══ RECORD EXTRACTS

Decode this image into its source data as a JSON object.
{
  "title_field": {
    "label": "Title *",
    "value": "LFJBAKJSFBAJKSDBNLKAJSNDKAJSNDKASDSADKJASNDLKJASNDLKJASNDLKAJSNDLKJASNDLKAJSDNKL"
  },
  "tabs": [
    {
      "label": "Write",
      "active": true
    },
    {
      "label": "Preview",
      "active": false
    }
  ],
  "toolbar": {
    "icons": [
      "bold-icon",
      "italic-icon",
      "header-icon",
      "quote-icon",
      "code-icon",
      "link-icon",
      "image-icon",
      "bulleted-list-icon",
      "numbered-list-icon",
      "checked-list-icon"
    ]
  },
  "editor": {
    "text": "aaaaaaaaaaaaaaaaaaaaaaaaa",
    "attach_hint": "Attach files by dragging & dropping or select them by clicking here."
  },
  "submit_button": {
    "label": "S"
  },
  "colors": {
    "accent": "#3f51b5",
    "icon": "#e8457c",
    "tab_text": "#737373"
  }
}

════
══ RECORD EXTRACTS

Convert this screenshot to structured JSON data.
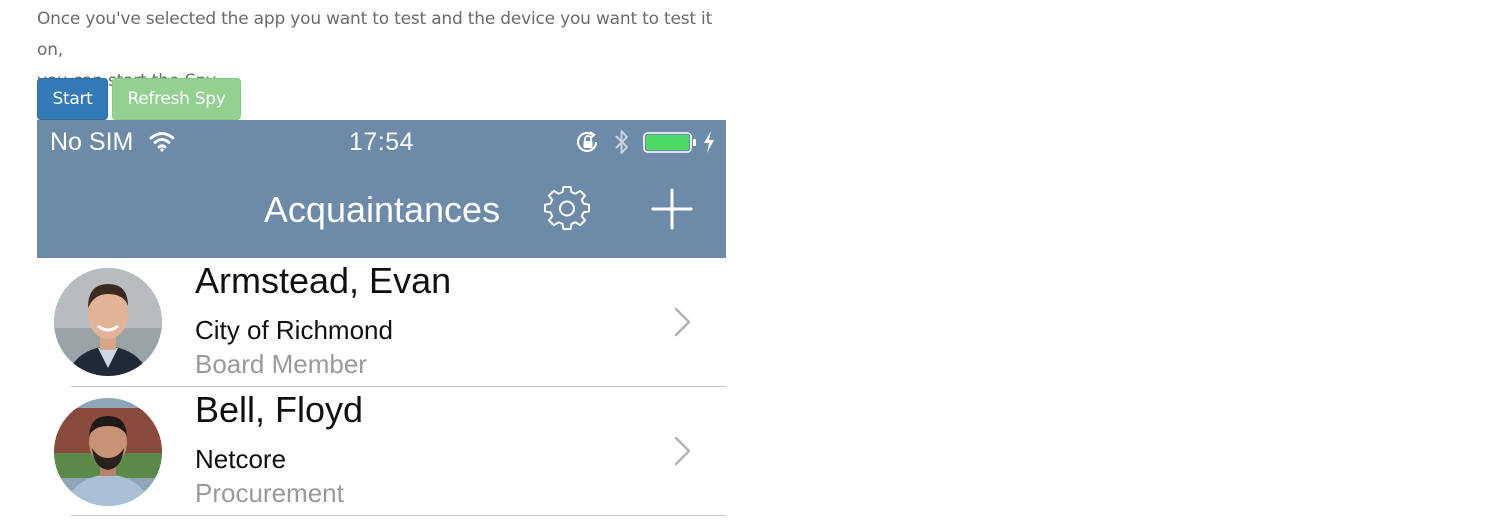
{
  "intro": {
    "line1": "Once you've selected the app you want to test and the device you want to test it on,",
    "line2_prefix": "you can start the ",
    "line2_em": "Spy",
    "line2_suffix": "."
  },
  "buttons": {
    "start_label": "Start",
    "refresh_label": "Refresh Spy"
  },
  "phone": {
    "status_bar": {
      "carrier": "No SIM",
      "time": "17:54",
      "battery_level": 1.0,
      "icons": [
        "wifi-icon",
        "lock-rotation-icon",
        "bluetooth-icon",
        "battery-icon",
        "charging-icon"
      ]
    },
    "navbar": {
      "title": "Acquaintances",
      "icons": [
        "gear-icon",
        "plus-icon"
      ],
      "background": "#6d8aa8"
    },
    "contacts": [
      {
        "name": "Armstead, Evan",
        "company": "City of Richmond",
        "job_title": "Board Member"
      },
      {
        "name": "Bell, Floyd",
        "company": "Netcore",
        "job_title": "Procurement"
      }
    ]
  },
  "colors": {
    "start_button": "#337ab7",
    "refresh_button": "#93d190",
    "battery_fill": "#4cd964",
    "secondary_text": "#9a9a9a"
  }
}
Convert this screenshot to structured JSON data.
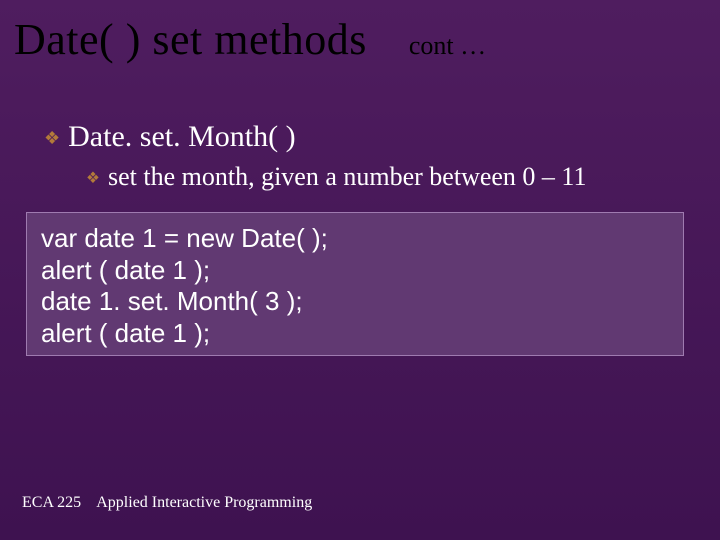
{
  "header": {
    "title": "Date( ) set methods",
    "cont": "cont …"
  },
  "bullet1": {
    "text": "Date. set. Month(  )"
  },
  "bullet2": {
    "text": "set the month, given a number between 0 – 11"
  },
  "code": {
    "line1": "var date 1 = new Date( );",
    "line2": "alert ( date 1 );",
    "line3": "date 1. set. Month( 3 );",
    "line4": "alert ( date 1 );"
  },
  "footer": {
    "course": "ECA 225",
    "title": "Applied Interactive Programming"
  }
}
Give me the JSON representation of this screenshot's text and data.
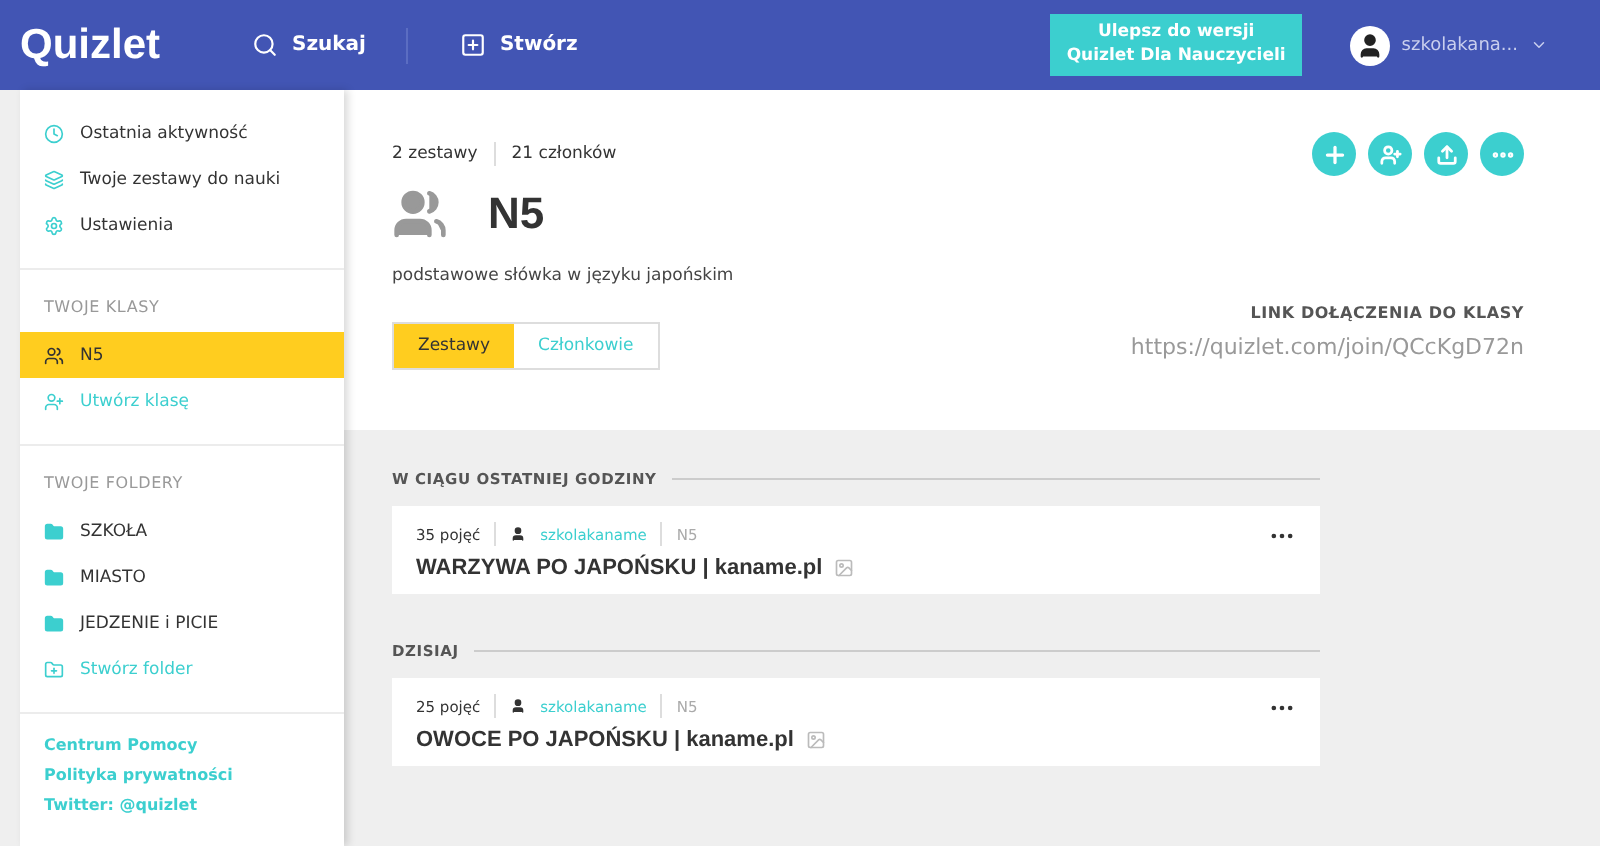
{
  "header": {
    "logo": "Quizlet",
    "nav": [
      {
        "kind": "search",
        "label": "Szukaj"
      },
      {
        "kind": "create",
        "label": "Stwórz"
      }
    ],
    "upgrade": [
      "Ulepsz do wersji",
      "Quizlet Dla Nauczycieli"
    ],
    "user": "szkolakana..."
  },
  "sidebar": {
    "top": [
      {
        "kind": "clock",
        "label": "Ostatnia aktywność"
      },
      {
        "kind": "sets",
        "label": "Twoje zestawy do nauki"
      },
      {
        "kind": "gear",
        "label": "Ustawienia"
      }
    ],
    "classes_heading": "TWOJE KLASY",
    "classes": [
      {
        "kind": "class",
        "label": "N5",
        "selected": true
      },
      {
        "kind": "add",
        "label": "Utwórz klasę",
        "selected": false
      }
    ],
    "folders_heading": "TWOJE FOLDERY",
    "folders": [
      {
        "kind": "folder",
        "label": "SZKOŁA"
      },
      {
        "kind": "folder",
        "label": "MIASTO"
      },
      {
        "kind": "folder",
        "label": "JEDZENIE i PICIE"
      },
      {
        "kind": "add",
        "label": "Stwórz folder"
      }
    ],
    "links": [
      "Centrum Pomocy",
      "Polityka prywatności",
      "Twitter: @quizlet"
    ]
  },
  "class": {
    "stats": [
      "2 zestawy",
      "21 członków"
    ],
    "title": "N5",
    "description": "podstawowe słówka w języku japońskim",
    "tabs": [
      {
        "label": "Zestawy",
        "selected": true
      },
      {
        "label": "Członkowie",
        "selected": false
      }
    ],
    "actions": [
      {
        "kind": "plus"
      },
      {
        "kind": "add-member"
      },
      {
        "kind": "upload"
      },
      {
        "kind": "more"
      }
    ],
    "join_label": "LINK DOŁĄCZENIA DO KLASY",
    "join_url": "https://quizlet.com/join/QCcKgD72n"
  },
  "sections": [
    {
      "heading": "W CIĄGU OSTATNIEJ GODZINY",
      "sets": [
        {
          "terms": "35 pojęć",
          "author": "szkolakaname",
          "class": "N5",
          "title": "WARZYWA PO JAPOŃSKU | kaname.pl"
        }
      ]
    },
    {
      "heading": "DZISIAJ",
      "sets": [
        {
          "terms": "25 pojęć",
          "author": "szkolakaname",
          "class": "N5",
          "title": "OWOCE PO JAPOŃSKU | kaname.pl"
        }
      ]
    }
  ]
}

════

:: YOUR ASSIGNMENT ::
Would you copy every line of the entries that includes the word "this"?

:: WRITTEN REPLY ::
Decode this image into its source data as a JSON object.
Convert this screenshot to structured JSON data.
Convert this screenshot to structured JSON data.
Give me the JSON representation of this screenshot's text and data.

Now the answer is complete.